Repetitive Transcranial Magnetic Stimulation for Tinnitus: A Case Study

Authors

  • Gresham T. Richter MD,

    1. Department of Otolaryngology–Head and Neck Surgery, University of Arkansas for Medical Sciences, Little Rock, Arkansas, U.S.A.
    Search for more papers by this author
  • Mark Mennemeier PhD,

    1. Department of Neurobiology and Developmental Sciences, University of Arkansas for Medical Sciences, Little Rock, Arkansas, U.S.A.,
    Search for more papers by this author
  • Twyla Bartel DO,

    1. Department of Radiology, Division of Nuclear Medicine, University of Arkansas for Medical Sciences, Little Rock, Arkansas, U.S.A.,
    Search for more papers by this author
  • Kenneth C. Chelette MS,

    1. Department of Neurobiology and Developmental Sciences, University of Arkansas for Medical Sciences, Little Rock, Arkansas, U.S.A.,
    Search for more papers by this author
  • Timothy Kimbrell MD,

    1. Department of Psychiatry, University of Arkansas for Medical Sciences and Mental Health Service, Central Arkansas Veterans Healthcare System (CAVHS), North Little Rock, Arkansas, U.S.A.
    Search for more papers by this author
  • William Triggs MD,

    1. Department of Neurology, University of Florida, Gainesville, Florida, U.S.A.
    Search for more papers by this author
  • John L. Dornhoffer MD

    Corresponding author
    1. Department of Neurobiology and Developmental Sciences, University of Arkansas for Medical Sciences, Little Rock, Arkansas, U.S.A.,
    • Dr. John L. Dornhoffer, Department of Otolaryngology–Head and Neck Surgery, University of Arkansas for Medical Sciences, 4301 W. Markham Slot #543, Little Rock, AR 72205.
    Search for more papers by this author

  • This study was presented at the 12th International Symposium and Workshops on Inner Ear Medicine and Surgery, Zell im Zillertal, Austria, March 4–11, 2006.

    This study was performed at the University of Arkansas for Medical Sciences, Little Rock, Arkansas, U.S.A.

    This study was supported by the NIH National Center for Research Resources Centers of Biomedical Research Excellence (COBRE) Grant Number RR020146.

Abstract

Objectives/Hypothesis: Correlate subjective improvements in tinnitus severity with restoration of cortical symmetry and sustained attention after neuronavigated low-frequency, repetitive transcranial magnetic stimulation (rTMS).

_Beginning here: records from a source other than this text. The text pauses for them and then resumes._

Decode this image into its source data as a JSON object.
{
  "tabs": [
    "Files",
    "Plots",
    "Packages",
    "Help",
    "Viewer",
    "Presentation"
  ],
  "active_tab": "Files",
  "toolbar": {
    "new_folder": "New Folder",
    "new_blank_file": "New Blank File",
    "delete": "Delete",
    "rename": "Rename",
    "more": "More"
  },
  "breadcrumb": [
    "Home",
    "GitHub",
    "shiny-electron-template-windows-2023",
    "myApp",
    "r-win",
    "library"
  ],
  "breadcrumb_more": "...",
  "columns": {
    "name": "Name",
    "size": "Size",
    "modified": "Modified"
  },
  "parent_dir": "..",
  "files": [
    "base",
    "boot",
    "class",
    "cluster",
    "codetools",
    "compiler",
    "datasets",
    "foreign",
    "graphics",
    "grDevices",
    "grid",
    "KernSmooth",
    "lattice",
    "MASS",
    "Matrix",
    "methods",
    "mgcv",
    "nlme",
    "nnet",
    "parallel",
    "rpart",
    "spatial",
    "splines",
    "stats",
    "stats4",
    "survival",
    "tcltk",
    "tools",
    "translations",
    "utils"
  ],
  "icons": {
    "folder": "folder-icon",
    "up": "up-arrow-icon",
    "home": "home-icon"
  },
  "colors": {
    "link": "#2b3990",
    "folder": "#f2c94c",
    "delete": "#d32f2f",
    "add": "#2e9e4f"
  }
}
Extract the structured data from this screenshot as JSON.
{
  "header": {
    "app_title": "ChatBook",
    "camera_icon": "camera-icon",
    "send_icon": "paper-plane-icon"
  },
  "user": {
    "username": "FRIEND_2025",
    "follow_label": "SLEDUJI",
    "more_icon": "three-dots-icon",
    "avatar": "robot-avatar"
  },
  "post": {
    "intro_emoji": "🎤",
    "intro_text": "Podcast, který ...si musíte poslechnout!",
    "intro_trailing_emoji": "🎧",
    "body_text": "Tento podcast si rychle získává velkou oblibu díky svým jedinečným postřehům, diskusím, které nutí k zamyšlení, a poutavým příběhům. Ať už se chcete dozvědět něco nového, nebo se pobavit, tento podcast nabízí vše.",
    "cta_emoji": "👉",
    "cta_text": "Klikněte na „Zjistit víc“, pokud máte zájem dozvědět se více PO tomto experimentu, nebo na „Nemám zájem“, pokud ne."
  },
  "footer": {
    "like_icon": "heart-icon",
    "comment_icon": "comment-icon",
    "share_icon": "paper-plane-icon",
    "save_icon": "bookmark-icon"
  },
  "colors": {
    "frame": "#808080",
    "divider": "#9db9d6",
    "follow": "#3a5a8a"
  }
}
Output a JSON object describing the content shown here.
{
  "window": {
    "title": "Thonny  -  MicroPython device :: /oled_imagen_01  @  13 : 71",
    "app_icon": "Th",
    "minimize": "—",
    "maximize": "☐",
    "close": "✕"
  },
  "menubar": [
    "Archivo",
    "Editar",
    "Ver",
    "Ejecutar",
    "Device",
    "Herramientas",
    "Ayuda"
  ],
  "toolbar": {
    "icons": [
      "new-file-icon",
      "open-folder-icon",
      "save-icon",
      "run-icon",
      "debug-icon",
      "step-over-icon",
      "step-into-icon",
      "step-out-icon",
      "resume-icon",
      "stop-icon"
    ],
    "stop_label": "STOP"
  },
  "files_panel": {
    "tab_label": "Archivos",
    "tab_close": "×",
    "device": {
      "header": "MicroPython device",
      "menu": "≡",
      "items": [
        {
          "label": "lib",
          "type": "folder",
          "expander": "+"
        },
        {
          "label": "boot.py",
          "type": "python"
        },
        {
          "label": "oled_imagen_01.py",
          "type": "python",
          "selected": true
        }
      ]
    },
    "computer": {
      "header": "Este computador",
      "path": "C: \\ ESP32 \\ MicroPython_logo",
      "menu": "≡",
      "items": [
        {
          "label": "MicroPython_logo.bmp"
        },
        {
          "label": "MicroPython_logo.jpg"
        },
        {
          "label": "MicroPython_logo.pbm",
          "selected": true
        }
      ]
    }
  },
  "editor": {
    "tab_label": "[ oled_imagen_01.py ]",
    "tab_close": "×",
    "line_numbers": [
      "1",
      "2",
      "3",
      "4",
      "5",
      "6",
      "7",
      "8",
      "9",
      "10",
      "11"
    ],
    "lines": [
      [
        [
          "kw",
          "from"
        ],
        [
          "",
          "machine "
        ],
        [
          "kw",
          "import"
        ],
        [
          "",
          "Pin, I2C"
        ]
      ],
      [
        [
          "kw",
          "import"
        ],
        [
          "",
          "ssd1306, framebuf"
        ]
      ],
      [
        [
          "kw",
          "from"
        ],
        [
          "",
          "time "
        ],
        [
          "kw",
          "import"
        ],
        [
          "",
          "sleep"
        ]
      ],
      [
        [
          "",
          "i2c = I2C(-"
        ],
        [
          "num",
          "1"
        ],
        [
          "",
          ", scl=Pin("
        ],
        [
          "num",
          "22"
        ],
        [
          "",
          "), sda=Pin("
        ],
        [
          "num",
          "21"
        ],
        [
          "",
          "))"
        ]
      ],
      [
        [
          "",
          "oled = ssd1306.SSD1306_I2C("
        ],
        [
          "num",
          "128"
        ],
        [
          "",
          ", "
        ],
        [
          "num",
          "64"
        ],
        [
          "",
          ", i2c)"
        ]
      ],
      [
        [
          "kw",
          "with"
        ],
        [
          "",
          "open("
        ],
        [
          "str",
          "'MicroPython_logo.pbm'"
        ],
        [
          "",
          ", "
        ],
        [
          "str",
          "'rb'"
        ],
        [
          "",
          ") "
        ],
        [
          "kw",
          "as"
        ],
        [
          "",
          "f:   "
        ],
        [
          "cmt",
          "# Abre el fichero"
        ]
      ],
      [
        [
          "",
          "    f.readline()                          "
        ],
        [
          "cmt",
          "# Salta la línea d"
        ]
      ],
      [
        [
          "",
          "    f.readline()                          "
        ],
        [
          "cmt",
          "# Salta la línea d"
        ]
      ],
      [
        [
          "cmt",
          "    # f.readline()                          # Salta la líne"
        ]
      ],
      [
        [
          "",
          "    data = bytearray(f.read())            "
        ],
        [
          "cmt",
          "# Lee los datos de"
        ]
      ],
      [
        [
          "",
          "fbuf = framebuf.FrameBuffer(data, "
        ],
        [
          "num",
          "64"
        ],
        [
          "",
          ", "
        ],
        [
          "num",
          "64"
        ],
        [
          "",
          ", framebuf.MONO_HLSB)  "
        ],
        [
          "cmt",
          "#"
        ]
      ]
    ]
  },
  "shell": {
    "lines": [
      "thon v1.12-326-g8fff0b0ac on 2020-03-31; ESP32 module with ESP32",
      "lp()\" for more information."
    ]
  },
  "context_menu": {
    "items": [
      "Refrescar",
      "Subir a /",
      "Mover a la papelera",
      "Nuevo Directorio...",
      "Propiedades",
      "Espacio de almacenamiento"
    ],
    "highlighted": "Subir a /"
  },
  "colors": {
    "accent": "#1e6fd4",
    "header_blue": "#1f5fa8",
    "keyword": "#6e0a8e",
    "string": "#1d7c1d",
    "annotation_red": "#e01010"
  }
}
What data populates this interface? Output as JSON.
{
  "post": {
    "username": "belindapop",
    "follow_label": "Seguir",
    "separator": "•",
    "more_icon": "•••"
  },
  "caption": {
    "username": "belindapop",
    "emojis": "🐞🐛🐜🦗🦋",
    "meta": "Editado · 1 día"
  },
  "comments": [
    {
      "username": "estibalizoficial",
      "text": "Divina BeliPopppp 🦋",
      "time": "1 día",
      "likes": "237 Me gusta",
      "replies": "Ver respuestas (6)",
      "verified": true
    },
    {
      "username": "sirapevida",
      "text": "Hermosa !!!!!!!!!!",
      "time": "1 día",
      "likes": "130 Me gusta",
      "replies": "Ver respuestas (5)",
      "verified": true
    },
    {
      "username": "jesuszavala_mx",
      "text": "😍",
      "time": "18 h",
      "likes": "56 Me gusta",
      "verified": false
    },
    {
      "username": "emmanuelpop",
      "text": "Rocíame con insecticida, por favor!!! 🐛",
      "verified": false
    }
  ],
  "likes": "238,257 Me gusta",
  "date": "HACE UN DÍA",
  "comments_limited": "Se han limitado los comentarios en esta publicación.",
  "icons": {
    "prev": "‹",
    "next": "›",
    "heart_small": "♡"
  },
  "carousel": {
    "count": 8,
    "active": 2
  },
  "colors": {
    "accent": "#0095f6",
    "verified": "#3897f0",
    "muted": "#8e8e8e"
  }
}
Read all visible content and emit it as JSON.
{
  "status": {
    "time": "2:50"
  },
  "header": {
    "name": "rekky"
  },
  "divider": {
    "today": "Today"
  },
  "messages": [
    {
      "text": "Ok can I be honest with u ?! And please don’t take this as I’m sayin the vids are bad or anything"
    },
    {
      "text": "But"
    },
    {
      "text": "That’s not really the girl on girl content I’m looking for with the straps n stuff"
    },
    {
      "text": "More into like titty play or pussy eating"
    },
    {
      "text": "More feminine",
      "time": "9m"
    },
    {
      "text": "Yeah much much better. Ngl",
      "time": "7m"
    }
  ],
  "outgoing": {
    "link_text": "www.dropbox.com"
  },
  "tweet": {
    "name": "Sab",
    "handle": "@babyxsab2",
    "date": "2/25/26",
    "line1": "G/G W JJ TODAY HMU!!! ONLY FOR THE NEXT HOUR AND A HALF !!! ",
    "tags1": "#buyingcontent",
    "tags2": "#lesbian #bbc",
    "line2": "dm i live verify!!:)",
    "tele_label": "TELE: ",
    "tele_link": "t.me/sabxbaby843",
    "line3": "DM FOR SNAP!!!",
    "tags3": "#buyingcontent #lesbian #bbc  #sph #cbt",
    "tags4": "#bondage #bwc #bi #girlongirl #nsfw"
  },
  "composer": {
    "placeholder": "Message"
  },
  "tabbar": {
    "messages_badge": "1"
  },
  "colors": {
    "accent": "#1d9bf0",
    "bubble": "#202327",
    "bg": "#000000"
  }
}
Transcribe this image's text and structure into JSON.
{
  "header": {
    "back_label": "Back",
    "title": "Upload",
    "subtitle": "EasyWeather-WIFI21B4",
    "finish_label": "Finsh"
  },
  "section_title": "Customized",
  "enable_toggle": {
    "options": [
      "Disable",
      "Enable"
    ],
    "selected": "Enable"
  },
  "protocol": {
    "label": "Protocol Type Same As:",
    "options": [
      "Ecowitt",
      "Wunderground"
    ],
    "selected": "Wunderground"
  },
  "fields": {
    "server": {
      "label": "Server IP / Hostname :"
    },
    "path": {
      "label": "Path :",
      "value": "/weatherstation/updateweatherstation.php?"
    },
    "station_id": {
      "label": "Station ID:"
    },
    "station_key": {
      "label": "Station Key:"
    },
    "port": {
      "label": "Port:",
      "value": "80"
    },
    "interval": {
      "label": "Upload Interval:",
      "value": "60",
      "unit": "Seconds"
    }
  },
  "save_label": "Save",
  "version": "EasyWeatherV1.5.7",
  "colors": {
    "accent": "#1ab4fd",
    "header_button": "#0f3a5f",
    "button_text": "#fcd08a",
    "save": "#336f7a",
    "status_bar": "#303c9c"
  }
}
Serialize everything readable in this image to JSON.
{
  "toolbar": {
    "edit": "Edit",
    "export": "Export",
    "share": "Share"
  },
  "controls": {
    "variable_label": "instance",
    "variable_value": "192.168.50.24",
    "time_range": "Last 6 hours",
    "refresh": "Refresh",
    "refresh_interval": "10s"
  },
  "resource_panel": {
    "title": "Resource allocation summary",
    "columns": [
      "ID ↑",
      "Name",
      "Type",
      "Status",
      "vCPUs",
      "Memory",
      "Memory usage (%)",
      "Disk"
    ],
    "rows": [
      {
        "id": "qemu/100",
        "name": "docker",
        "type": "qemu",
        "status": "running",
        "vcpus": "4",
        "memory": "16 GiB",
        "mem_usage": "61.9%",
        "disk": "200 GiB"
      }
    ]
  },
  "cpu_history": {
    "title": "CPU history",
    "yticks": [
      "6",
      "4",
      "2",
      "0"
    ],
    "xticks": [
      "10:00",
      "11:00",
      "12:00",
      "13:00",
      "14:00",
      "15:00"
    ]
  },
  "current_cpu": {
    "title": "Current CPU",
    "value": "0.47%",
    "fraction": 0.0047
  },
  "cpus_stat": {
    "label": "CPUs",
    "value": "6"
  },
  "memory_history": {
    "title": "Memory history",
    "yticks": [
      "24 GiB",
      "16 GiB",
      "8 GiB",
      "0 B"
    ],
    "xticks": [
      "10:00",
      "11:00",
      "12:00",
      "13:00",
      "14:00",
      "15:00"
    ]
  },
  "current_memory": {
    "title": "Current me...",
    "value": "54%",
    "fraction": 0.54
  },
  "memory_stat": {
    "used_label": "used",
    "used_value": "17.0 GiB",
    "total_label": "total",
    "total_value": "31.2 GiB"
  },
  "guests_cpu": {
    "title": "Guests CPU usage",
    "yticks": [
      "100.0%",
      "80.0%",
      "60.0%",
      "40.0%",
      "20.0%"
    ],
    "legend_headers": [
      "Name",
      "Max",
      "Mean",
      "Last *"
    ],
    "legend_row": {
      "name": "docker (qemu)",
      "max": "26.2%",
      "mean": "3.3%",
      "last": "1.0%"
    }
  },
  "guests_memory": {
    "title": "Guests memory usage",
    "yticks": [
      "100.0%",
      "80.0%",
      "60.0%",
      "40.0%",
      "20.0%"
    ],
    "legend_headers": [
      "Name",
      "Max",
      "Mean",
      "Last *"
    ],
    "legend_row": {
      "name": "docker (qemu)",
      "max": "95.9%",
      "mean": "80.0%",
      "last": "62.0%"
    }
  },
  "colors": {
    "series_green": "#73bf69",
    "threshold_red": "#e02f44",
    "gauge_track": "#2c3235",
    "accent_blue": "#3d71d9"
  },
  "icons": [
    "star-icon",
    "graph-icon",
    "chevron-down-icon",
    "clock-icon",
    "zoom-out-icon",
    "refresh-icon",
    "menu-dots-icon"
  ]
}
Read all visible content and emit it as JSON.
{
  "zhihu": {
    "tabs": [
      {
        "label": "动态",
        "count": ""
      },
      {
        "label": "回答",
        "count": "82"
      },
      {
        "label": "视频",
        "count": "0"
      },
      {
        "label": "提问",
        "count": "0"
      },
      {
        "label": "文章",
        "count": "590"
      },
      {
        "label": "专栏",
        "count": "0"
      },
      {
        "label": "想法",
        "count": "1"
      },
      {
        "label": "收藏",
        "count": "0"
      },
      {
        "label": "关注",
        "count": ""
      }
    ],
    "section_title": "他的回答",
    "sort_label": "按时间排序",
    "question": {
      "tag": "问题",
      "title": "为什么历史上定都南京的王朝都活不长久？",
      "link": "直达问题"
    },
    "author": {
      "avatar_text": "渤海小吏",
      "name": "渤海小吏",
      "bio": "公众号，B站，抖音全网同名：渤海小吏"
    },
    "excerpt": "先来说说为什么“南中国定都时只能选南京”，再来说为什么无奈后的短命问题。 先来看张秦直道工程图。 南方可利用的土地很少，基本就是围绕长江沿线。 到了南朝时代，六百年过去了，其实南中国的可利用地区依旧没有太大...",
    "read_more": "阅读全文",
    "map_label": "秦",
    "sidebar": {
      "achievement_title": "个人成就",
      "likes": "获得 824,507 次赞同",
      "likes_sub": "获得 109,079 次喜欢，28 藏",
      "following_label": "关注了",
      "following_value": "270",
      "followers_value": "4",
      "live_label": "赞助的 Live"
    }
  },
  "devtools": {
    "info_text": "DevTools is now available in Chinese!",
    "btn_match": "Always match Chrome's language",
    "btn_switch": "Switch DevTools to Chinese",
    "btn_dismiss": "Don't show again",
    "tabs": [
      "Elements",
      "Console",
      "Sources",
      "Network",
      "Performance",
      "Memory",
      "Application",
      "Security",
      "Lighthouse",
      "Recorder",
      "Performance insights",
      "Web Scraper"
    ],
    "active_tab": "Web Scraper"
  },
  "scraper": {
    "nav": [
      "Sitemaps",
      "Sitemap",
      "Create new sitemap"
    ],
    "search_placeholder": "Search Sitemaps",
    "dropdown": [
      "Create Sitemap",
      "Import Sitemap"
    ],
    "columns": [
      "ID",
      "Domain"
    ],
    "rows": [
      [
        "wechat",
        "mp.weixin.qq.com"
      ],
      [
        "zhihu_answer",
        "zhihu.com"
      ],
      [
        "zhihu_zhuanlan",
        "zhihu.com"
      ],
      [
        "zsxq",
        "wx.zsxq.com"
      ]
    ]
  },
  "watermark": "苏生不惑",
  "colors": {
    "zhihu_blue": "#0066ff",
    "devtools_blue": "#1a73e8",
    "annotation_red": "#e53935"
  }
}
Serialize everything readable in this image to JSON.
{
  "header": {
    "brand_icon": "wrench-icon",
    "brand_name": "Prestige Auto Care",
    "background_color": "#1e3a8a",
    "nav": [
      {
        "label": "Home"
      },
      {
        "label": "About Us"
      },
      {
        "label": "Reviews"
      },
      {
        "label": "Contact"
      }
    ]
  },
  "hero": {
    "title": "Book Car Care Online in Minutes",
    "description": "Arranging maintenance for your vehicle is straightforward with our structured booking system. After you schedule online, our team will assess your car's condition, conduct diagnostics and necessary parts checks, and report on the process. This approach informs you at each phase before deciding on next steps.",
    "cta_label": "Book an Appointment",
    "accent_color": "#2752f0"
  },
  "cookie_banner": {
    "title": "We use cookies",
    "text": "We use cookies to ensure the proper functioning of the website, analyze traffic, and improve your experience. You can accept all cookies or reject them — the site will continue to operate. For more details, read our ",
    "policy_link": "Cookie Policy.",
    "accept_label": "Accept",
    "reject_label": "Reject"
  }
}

Study Design: Case study.

Methods: Positron emission tomography and computed tomography imaging (PET-CT) guided rTMS was performed on a 43-year-old white male with more than a 30 year history of bilateral tinnitus. rTMS was administered to the area of increased cortical activation visualized on PET-CT at a rate of 1 Hz for 30 minutes (1,800 pulses/session) for each of 5 consecutive days, with optimization applied on day 5 using single pulses of TMS to temporarily alter tinnitus perception. Subjective tinnitus severity was rated before and after rTMS using the tinnitus severity index with analogue scale. Attention and vigilance were assessed before and after therapy using the psychomotor vigilance task (PVT), a simple reaction time test that is sensitive to thalamocortical contributions to sustained attention. Posttherapy PET-CT was used to evaluate any change in asymmetric cortical activation.

Results: The most marked reduction in tinnitus severity occurred after rTMS optimization; this persisted up to 4 weeks after rTMS. PVT testing showed the patient exhibited a statistically significant improvement in mean slowest 10% reaction times after rTMS (P = .004). PET-CT imaging 2 days after the cessation of rTMS showed no changes in cortical blood flow or metabolic asymmetries.

Conclusions: Low-frequency rTMS applied to the primary auditory cortex can reduce tinnitus severity, with rTMS optimization yielding the most favorable results. Beneficial changes occurring in the patient's slowest reaction times suggest that attentional deficits associated with tinnitus may also respond to low-frequency rTMS.

Ancillary